The Federal Trade Commission has recently created new and arbitrary requirements for ANY food or dietary supplement health-related claim—and is enforcing them—in direct violation of federal law. Help us fight this new censorship of science all the way by taking action to support our Citizen Petition!
It’s imperative we protect access to good information about the benefits of a natural approach to maintaining health. But this will become much more difficult now that the FTC is requiring two random-controlled human trials for any health-related claim—even so-called structure/function claims, which are permitted under the Dietary Supplement Health and Education Act of 1994 (DSHEA) without such trials. Before it can adopt or enforce such new policies, the FTC is required by law to go through the rulemaking process, a process that becomes even more difficult for FTC whenever a new policy is controversial, such as health claims. Perhaps that is why FTC is ignoring that law and doing it anyway.
You will recall that the FTC would have been granted additional authority, enabling them to legally amend their regulations to require two such trials through what we called the Waxman amendment to the “Financial Reform” bill. Thanks to all of you, that amendment was defeated. But the FTC is just going ahead as if the amendment had passed and they had further gone through the necessary rulemaking process to amend their regulations.
In response, yesterday, April 25, the Alliance for Natural Health USA filed a Petition for Rulemaking before the Federal Trade Commission. ANH-USA is alleging the following:
- FTC lacks jurisdiction to enforce the Federal Food, Drug, and Cosmetic Act.
- The FTC’s two clinical trial requirement violates the First Amendment standard in Pearson v. Shalala.
- The FTC cannot violate the Constitution in consent orders.
- The FTC’s new policies chill protected speech.
Of particular concern is that the FTC’s new policies apply to the industry as a whole. The fear of enforcement under FTC’s new policies chills protected speech and reduces access to important health-related information for consumers. This petition, if denied, will lead to a litigation phase.
Once again ANH-USA and its co-plaintiffs, Durk Pearson and Sandy Shaw, are being represented by renowned constitutional law attorney Jonathan Emord, of Emord & Associates.
Food and supplement producers are legally allowed to make structure/function claims. These are claims that describe the role of a nutrient or dietary ingredient as it affects normal structure or function in humans—for example, “calcium builds strong bones” or “vitamin D boosts immune system function.” However, one cannot legally cite the science showing that vitamin D prevents and treats the flu. The flu is considered a disease, so this is forbidden.

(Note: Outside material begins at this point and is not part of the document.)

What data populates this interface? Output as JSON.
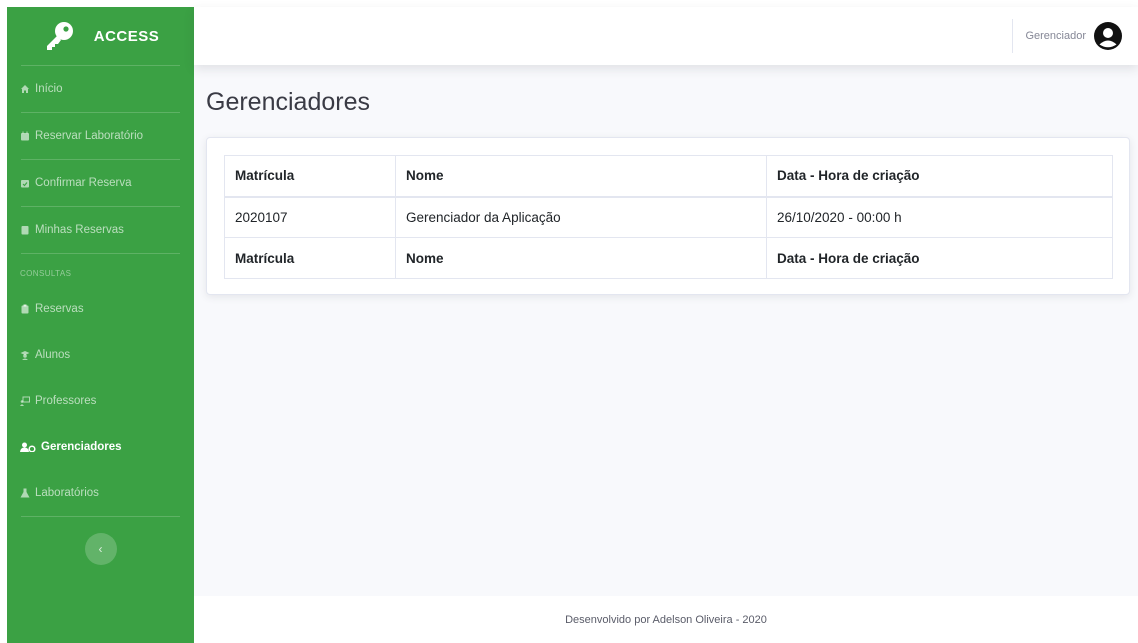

The science doesn’t matter to the FDA. Nor does freedom of speech, which is why we so desperately need the Free Speech About Science Act of 2011.

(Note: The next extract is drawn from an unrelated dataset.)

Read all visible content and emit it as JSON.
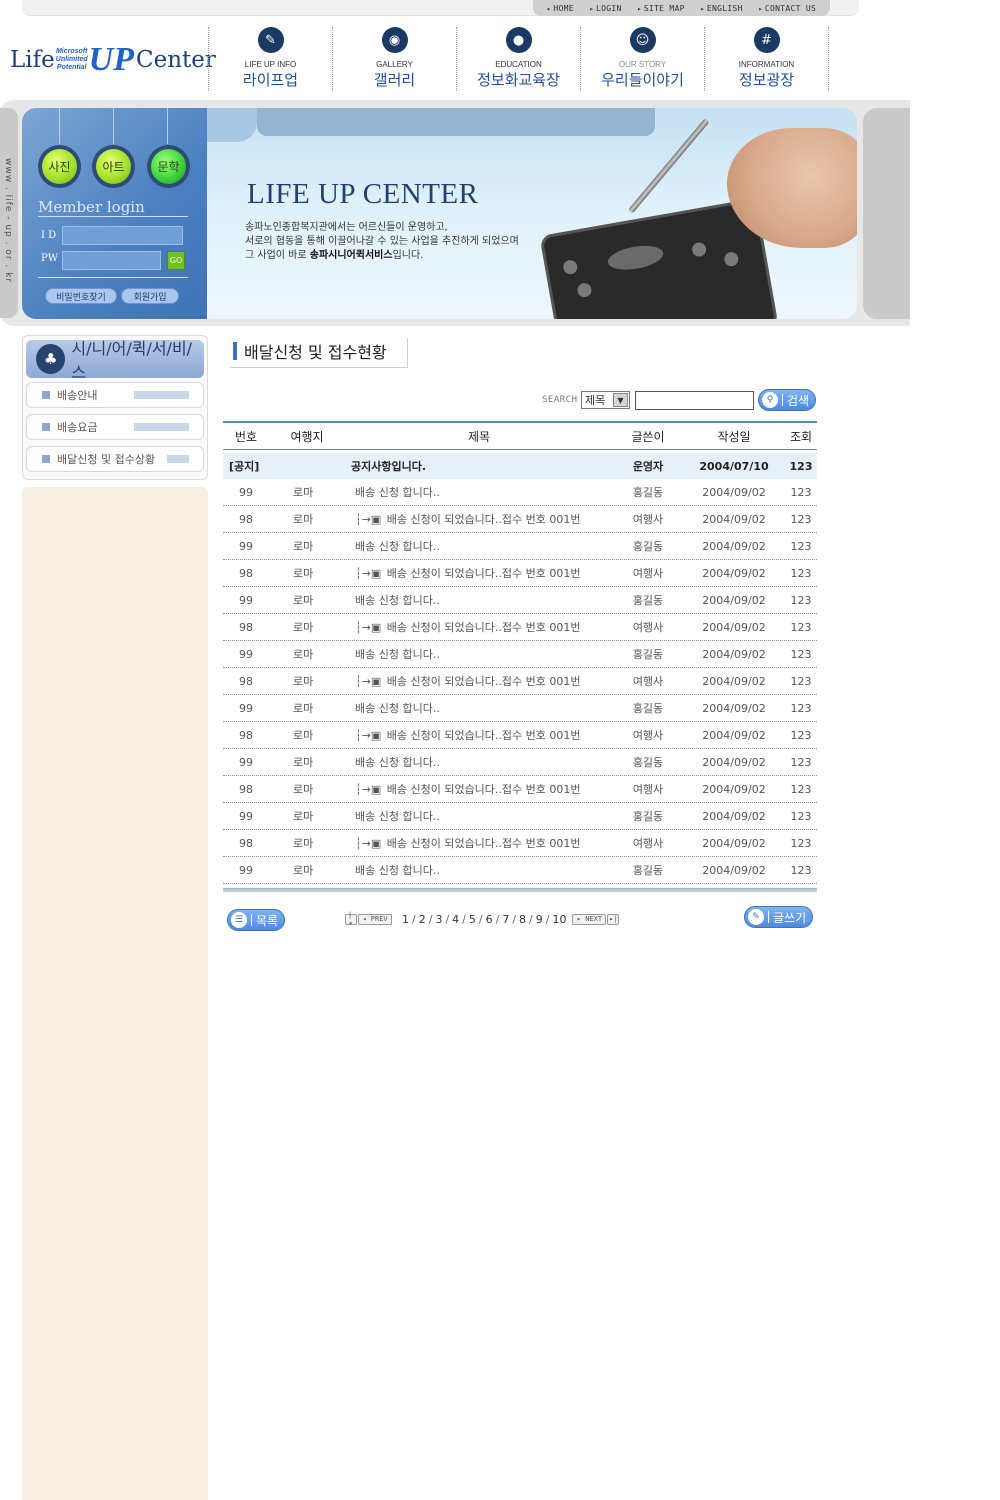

Now the FTC is saying that even structure/function claims cannot be made unless two random-controlled human clinical trials, or RCTs, are performed! And that’s two RCTs for each product, not each ingredient. Even one RCT is tremendously expensive, so to require two for each product before any health claim is made is a nearly impossible undertaking.
Our petition essentially asks the FTC to stop this new requirement immediately. They must follow the formal rulemaking requirement before any policies of this nature are formulated. The FTC should also keep in mind that only the FDA can legally regulate health claims. By usurping the FDA’s regulatory authority, the FTC opens itself up for Pearson v. Shalala to be applied. This landmark legal precedent says that the FDA cannot impose prior restraints on free speech. Our petition argues that if the FTC imposes FDA-specific regulations, then it must also abide by the Pearson precedent. Otherwise we have a blatant regulatory end-run around a federal court decision.

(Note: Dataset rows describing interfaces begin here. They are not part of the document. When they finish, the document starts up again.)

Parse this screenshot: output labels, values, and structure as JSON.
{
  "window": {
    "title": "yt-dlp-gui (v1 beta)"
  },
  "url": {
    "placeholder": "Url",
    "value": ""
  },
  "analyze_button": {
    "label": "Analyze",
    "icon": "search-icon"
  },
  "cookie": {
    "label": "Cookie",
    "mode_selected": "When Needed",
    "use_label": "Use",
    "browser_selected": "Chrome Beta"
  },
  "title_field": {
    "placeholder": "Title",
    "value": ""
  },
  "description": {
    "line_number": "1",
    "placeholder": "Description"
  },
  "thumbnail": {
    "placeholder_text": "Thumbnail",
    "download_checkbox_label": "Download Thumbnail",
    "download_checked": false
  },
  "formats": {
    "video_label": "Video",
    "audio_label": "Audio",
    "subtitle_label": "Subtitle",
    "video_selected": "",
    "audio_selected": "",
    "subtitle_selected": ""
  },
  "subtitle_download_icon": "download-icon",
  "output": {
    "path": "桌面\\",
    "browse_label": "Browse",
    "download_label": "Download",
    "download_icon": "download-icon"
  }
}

Moreover, we believe that the FTC is violating the First Amendment not only in silencing structure/function claims, but in the legal actions it has taken against companies advertising their products, including POM Wonderful, Iovate, Nestle, and Kellogg, all of which involve new regulatory action by the FTC.
The FTC denies making any new requirements across the board, though the FTC has indeed been making such requirements on a company-by-company basis via Consent Decrees. But Consent Decrees, or any other system of premarket approval or similar degree of censorship, would be an unconstitutional restraint of truthful speech.
The result of such aggressive tactics by the FTC is that companies, particularly smaller companies, are fearful of FTC reprisal and expensive investigations. This may lead them away from making any claims, including truthful and legally allowed structure/function claims. This in turn leaves consumers in the dark. Consumers have few means of finding credible information about natural foods and supplements—which is essential if one is to follow a natural approach to health.
We expect to have to go to court. But we’d rather not, so we’re asking you to contact the FTC and ask the agency to grant our petition. Take action now!
TO SEND YOUR MESSAGE TO THE FTC